Your assignment:
Go through the records and show each line where the word "المدينه" occurs.

===============

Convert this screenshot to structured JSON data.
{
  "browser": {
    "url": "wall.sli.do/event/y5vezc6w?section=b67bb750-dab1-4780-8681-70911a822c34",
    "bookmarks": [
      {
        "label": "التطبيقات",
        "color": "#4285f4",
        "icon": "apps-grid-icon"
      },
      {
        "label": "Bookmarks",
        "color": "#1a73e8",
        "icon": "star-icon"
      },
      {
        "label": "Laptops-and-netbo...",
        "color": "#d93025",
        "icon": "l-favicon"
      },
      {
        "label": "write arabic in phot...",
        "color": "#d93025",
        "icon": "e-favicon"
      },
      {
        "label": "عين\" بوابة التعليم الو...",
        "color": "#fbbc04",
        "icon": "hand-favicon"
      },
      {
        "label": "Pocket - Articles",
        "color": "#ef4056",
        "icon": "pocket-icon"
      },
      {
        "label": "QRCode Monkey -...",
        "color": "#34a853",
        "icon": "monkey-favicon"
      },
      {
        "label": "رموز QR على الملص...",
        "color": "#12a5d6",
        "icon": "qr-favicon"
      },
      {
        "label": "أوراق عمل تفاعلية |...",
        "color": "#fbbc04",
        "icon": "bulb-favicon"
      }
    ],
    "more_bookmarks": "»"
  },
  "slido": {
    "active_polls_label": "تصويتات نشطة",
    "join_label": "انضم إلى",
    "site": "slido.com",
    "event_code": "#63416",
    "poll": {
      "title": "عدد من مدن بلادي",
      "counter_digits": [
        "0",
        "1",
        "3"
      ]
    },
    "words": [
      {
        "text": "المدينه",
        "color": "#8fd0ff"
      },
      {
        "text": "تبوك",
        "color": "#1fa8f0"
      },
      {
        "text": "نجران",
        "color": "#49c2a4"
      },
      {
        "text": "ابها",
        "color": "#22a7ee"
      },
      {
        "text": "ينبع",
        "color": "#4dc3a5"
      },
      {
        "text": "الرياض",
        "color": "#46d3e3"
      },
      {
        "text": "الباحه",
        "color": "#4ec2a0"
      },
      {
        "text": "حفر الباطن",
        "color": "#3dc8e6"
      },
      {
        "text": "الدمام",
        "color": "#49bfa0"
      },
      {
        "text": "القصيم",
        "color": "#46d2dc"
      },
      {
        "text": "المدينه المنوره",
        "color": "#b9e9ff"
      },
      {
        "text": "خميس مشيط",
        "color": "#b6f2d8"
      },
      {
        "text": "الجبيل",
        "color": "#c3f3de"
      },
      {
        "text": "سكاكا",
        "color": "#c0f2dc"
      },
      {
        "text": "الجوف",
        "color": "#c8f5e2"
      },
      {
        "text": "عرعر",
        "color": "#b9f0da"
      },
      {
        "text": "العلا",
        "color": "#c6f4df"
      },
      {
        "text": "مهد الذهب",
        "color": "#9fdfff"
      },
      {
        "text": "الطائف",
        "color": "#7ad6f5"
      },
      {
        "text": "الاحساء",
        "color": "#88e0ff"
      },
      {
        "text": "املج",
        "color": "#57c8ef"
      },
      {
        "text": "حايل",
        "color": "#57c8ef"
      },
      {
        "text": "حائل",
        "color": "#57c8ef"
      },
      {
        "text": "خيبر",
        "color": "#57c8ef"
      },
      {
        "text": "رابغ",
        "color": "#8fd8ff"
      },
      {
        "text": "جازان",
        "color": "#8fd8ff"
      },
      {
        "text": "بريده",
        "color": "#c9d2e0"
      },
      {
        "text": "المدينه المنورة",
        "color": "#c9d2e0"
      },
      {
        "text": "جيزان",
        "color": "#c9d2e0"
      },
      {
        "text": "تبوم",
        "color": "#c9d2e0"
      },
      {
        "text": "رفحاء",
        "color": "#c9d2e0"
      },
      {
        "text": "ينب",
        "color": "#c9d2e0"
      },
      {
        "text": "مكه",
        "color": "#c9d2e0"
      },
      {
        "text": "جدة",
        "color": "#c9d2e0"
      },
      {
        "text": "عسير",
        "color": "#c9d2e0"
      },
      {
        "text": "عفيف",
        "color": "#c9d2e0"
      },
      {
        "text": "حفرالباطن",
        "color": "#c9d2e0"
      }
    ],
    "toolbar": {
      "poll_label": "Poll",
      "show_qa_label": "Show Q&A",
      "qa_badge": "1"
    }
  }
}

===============

Task response:
        "text": "المدينه",
        "text": "المدينه المنوره",
        "text": "المدينه المنورة",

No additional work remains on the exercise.